→ Task statement
Copy all records verbatim, images excluded.

Element data from apps and pages:
★ ★ ★ ★ ★

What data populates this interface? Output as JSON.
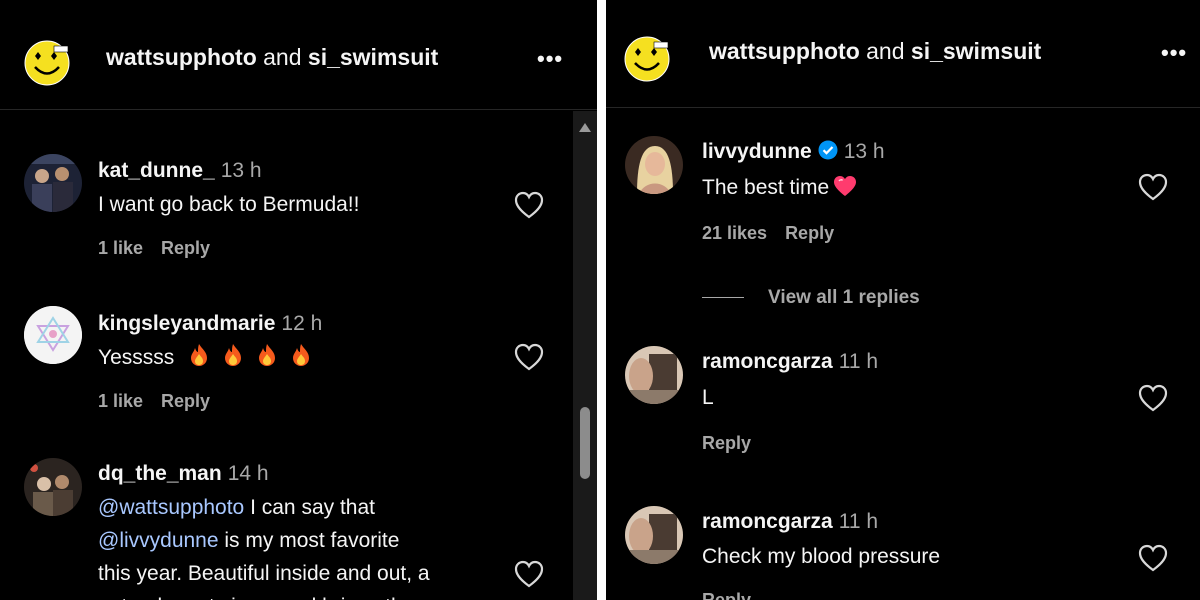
{
  "left": {
    "header": {
      "user1": "wattsupphoto",
      "and": "and",
      "user2": "si_swimsuit",
      "more": "•••"
    },
    "comments": [
      {
        "username": "kat_dunne_",
        "time": "13 h",
        "text": "I want go back to Bermuda!!",
        "likes": "1 like",
        "reply": "Reply"
      },
      {
        "username": "kingsleyandmarie",
        "time": "12 h",
        "text": "Yesssss",
        "emoji": [
          "fire",
          "fire",
          "fire",
          "fire"
        ],
        "likes": "1 like",
        "reply": "Reply"
      },
      {
        "username": "dq_the_man",
        "time": "14 h",
        "mention1": "@wattsupphoto",
        "text1": " I can say that",
        "mention2": "@livvydunne",
        "text2": " is my most favorite",
        "text3": "this year. Beautiful inside and out, a",
        "text4": "natural sports icon, and brings the"
      }
    ]
  },
  "right": {
    "header": {
      "user1": "wattsupphoto",
      "and": "and",
      "user2": "si_swimsuit",
      "more": "•••"
    },
    "comments": [
      {
        "username": "livvydunne",
        "verified": true,
        "time": "13 h",
        "text": "The best time",
        "emoji": "heart",
        "likes": "21 likes",
        "reply": "Reply"
      },
      {
        "username": "ramoncgarza",
        "time": "11 h",
        "text": "L",
        "reply": "Reply"
      },
      {
        "username": "ramoncgarza",
        "time": "11 h",
        "text": "Check my blood pressure",
        "reply": "Reply"
      }
    ],
    "view_replies": "View all 1 replies"
  },
  "colors": {
    "background": "#000000",
    "text": "#f5f5f5",
    "secondary": "#a8a8a8",
    "verified": "#0095f6",
    "logo": "#f5e020"
  }
}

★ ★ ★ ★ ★

→ Completed task
What data populates this interface? Output as JSON.
{
  "left": {
    "header": {
      "user1": "wattsupphoto",
      "and": "and",
      "user2": "si_swimsuit",
      "more": "•••"
    },
    "comments": [
      {
        "username": "kat_dunne_",
        "time": "13 h",
        "text": "I want go back to Bermuda!!",
        "likes": "1 like",
        "reply": "Reply"
      },
      {
        "username": "kingsleyandmarie",
        "time": "12 h",
        "text": "Yesssss",
        "emoji": [
          "fire",
          "fire",
          "fire",
          "fire"
        ],
        "likes": "1 like",
        "reply": "Reply"
      },
      {
        "username": "dq_the_man",
        "time": "14 h",
        "mention1": "@wattsupphoto",
        "text1": " I can say that",
        "mention2": "@livvydunne",
        "text2": " is my most favorite",
        "text3": "this year. Beautiful inside and out, a",
        "text4": "natural sports icon, and brings the"
      }
    ]
  },
  "right": {
    "header": {
      "user1": "wattsupphoto",
      "and": "and",
      "user2": "si_swimsuit",
      "more": "•••"
    },
    "comments": [
      {
        "username": "livvydunne",
        "verified": true,
        "time": "13 h",
        "text": "The best time",
        "emoji": "heart",
        "likes": "21 likes",
        "reply": "Reply"
      },
      {
        "username": "ramoncgarza",
        "time": "11 h",
        "text": "L",
        "reply": "Reply"
      },
      {
        "username": "ramoncgarza",
        "time": "11 h",
        "text": "Check my blood pressure",
        "reply": "Reply"
      }
    ],
    "view_replies": "View all 1 replies"
  },
  "colors": {
    "background": "#000000",
    "text": "#f5f5f5",
    "secondary": "#a8a8a8",
    "verified": "#0095f6",
    "logo": "#f5e020"
  }
}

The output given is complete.